**Brief**
Would you output the whole of the data exactly?

**Material shown**

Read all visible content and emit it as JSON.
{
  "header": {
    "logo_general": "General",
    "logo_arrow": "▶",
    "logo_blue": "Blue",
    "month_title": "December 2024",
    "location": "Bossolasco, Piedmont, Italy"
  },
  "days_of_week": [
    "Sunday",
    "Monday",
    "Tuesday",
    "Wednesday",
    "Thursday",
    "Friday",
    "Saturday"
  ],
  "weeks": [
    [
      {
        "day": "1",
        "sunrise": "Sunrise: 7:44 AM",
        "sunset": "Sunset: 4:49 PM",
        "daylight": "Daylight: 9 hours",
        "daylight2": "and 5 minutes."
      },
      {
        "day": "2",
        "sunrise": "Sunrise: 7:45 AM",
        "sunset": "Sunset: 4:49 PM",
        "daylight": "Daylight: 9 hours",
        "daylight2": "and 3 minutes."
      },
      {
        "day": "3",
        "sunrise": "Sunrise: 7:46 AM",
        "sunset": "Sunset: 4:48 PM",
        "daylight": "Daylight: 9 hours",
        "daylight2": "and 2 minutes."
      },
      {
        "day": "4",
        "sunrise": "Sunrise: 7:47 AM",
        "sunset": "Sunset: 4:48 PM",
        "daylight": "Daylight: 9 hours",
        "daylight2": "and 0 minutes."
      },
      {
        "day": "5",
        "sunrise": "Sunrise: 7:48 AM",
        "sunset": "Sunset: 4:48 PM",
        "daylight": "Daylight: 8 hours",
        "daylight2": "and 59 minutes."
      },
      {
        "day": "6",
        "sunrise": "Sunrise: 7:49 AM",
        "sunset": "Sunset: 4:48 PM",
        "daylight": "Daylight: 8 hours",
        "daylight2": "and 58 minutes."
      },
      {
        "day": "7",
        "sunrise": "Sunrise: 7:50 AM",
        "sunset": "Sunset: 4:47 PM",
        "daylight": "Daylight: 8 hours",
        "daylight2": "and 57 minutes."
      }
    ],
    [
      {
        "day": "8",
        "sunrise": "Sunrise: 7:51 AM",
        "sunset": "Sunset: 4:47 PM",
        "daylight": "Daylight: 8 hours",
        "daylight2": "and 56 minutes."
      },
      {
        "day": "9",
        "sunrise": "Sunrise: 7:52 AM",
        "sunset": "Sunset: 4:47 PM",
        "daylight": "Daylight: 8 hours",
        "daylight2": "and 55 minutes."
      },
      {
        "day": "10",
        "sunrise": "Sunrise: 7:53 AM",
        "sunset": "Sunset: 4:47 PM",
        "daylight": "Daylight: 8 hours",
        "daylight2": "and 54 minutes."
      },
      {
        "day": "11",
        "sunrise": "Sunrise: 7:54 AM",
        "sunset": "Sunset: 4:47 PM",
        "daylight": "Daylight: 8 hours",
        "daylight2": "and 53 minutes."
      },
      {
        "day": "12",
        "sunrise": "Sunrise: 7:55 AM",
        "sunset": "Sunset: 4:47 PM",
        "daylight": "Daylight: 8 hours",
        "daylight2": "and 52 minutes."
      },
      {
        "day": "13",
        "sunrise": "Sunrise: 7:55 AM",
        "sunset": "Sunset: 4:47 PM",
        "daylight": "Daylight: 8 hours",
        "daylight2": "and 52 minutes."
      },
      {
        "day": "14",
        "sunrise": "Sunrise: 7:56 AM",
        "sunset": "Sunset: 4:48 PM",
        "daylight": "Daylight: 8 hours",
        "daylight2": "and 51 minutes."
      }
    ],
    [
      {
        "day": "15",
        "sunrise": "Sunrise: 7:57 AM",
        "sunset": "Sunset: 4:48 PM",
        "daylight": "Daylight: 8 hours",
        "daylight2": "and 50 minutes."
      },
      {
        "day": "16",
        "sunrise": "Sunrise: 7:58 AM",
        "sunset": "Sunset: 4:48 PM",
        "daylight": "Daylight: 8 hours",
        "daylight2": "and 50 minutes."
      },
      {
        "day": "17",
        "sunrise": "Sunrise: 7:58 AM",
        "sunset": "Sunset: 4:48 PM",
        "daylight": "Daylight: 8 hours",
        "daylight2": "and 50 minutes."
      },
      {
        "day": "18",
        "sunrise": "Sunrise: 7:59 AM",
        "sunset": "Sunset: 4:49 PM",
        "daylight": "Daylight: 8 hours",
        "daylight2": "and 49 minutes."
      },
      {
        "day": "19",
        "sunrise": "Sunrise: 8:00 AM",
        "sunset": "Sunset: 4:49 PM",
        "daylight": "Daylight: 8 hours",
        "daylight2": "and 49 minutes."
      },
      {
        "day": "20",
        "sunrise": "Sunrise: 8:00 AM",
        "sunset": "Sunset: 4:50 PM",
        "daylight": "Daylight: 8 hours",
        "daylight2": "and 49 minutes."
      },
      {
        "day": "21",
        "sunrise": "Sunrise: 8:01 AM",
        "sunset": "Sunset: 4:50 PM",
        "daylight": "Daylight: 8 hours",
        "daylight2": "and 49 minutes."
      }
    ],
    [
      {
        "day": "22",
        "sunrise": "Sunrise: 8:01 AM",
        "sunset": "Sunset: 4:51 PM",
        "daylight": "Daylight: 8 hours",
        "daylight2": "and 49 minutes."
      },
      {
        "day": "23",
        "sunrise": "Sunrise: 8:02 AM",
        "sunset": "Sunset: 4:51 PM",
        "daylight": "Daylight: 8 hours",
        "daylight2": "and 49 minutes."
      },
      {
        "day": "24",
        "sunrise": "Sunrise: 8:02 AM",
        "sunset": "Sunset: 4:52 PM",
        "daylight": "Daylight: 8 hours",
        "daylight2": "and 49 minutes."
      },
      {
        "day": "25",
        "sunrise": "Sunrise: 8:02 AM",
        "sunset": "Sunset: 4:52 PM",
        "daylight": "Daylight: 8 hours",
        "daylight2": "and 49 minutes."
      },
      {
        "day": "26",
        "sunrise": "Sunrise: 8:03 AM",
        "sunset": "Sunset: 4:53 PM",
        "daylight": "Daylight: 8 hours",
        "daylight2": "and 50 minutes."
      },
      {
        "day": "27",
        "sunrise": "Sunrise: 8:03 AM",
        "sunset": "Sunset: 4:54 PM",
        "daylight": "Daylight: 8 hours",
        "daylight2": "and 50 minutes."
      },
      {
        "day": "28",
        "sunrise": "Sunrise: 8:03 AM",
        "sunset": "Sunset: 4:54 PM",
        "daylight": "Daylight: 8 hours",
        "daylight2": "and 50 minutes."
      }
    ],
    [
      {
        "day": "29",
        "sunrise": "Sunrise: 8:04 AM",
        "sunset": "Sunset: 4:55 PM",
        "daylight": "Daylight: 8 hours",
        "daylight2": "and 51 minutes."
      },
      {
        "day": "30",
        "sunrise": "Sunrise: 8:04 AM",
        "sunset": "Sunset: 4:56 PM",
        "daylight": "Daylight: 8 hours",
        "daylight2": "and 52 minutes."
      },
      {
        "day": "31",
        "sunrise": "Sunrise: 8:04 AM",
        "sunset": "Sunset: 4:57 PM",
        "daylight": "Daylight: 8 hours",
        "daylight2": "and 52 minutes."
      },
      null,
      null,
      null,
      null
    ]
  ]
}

**Result of the exercise**
Read all visible content and emit it as JSON.
{
  "header": {
    "logo_general": "General",
    "logo_arrow": "▶",
    "logo_blue": "Blue",
    "month_title": "December 2024",
    "location": "Bossolasco, Piedmont, Italy"
  },
  "days_of_week": [
    "Sunday",
    "Monday",
    "Tuesday",
    "Wednesday",
    "Thursday",
    "Friday",
    "Saturday"
  ],
  "weeks": [
    [
      {
        "day": "1",
        "sunrise": "Sunrise: 7:44 AM",
        "sunset": "Sunset: 4:49 PM",
        "daylight": "Daylight: 9 hours",
        "daylight2": "and 5 minutes."
      },
      {
        "day": "2",
        "sunrise": "Sunrise: 7:45 AM",
        "sunset": "Sunset: 4:49 PM",
        "daylight": "Daylight: 9 hours",
        "daylight2": "and 3 minutes."
      },
      {
        "day": "3",
        "sunrise": "Sunrise: 7:46 AM",
        "sunset": "Sunset: 4:48 PM",
        "daylight": "Daylight: 9 hours",
        "daylight2": "and 2 minutes."
      },
      {
        "day": "4",
        "sunrise": "Sunrise: 7:47 AM",
        "sunset": "Sunset: 4:48 PM",
        "daylight": "Daylight: 9 hours",
        "daylight2": "and 0 minutes."
      },
      {
        "day": "5",
        "sunrise": "Sunrise: 7:48 AM",
        "sunset": "Sunset: 4:48 PM",
        "daylight": "Daylight: 8 hours",
        "daylight2": "and 59 minutes."
      },
      {
        "day": "6",
        "sunrise": "Sunrise: 7:49 AM",
        "sunset": "Sunset: 4:48 PM",
        "daylight": "Daylight: 8 hours",
        "daylight2": "and 58 minutes."
      },
      {
        "day": "7",
        "sunrise": "Sunrise: 7:50 AM",
        "sunset": "Sunset: 4:47 PM",
        "daylight": "Daylight: 8 hours",
        "daylight2": "and 57 minutes."
      }
    ],
    [
      {
        "day": "8",
        "sunrise": "Sunrise: 7:51 AM",
        "sunset": "Sunset: 4:47 PM",
        "daylight": "Daylight: 8 hours",
        "daylight2": "and 56 minutes."
      },
      {
        "day": "9",
        "sunrise": "Sunrise: 7:52 AM",
        "sunset": "Sunset: 4:47 PM",
        "daylight": "Daylight: 8 hours",
        "daylight2": "and 55 minutes."
      },
      {
        "day": "10",
        "sunrise": "Sunrise: 7:53 AM",
        "sunset": "Sunset: 4:47 PM",
        "daylight": "Daylight: 8 hours",
        "daylight2": "and 54 minutes."
      },
      {
        "day": "11",
        "sunrise": "Sunrise: 7:54 AM",
        "sunset": "Sunset: 4:47 PM",
        "daylight": "Daylight: 8 hours",
        "daylight2": "and 53 minutes."
      },
      {
        "day": "12",
        "sunrise": "Sunrise: 7:55 AM",
        "sunset": "Sunset: 4:47 PM",
        "daylight": "Daylight: 8 hours",
        "daylight2": "and 52 minutes."
      },
      {
        "day": "13",
        "sunrise": "Sunrise: 7:55 AM",
        "sunset": "Sunset: 4:47 PM",
        "daylight": "Daylight: 8 hours",
        "daylight2": "and 52 minutes."
      },
      {
        "day": "14",
        "sunrise": "Sunrise: 7:56 AM",
        "sunset": "Sunset: 4:48 PM",
        "daylight": "Daylight: 8 hours",
        "daylight2": "and 51 minutes."
      }
    ],
    [
      {
        "day": "15",
        "sunrise": "Sunrise: 7:57 AM",
        "sunset": "Sunset: 4:48 PM",
        "daylight": "Daylight: 8 hours",
        "daylight2": "and 50 minutes."
      },
      {
        "day": "16",
        "sunrise": "Sunrise: 7:58 AM",
        "sunset": "Sunset: 4:48 PM",
        "daylight": "Daylight: 8 hours",
        "daylight2": "and 50 minutes."
      },
      {
        "day": "17",
        "sunrise": "Sunrise: 7:58 AM",
        "sunset": "Sunset: 4:48 PM",
        "daylight": "Daylight: 8 hours",
        "daylight2": "and 50 minutes."
      },
      {
        "day": "18",
        "sunrise": "Sunrise: 7:59 AM",
        "sunset": "Sunset: 4:49 PM",
        "daylight": "Daylight: 8 hours",
        "daylight2": "and 49 minutes."
      },
      {
        "day": "19",
        "sunrise": "Sunrise: 8:00 AM",
        "sunset": "Sunset: 4:49 PM",
        "daylight": "Daylight: 8 hours",
        "daylight2": "and 49 minutes."
      },
      {
        "day": "20",
        "sunrise": "Sunrise: 8:00 AM",
        "sunset": "Sunset: 4:50 PM",
        "daylight": "Daylight: 8 hours",
        "daylight2": "and 49 minutes."
      },
      {
        "day": "21",
        "sunrise": "Sunrise: 8:01 AM",
        "sunset": "Sunset: 4:50 PM",
        "daylight": "Daylight: 8 hours",
        "daylight2": "and 49 minutes."
      }
    ],
    [
      {
        "day": "22",
        "sunrise": "Sunrise: 8:01 AM",
        "sunset": "Sunset: 4:51 PM",
        "daylight": "Daylight: 8 hours",
        "daylight2": "and 49 minutes."
      },
      {
        "day": "23",
        "sunrise": "Sunrise: 8:02 AM",
        "sunset": "Sunset: 4:51 PM",
        "daylight": "Daylight: 8 hours",
        "daylight2": "and 49 minutes."
      },
      {
        "day": "24",
        "sunrise": "Sunrise: 8:02 AM",
        "sunset": "Sunset: 4:52 PM",
        "daylight": "Daylight: 8 hours",
        "daylight2": "and 49 minutes."
      },
      {
        "day": "25",
        "sunrise": "Sunrise: 8:02 AM",
        "sunset": "Sunset: 4:52 PM",
        "daylight": "Daylight: 8 hours",
        "daylight2": "and 49 minutes."
      },
      {
        "day": "26",
        "sunrise": "Sunrise: 8:03 AM",
        "sunset": "Sunset: 4:53 PM",
        "daylight": "Daylight: 8 hours",
        "daylight2": "and 50 minutes."
      },
      {
        "day": "27",
        "sunrise": "Sunrise: 8:03 AM",
        "sunset": "Sunset: 4:54 PM",
        "daylight": "Daylight: 8 hours",
        "daylight2": "and 50 minutes."
      },
      {
        "day": "28",
        "sunrise": "Sunrise: 8:03 AM",
        "sunset": "Sunset: 4:54 PM",
        "daylight": "Daylight: 8 hours",
        "daylight2": "and 50 minutes."
      }
    ],
    [
      {
        "day": "29",
        "sunrise": "Sunrise: 8:04 AM",
        "sunset": "Sunset: 4:55 PM",
        "daylight": "Daylight: 8 hours",
        "daylight2": "and 51 minutes."
      },
      {
        "day": "30",
        "sunrise": "Sunrise: 8:04 AM",
        "sunset": "Sunset: 4:56 PM",
        "daylight": "Daylight: 8 hours",
        "daylight2": "and 52 minutes."
      },
      {
        "day": "31",
        "sunrise": "Sunrise: 8:04 AM",
        "sunset": "Sunset: 4:57 PM",
        "daylight": "Daylight: 8 hours",
        "daylight2": "and 52 minutes."
      },
      null,
      null,
      null,
      null
    ]
  ]
}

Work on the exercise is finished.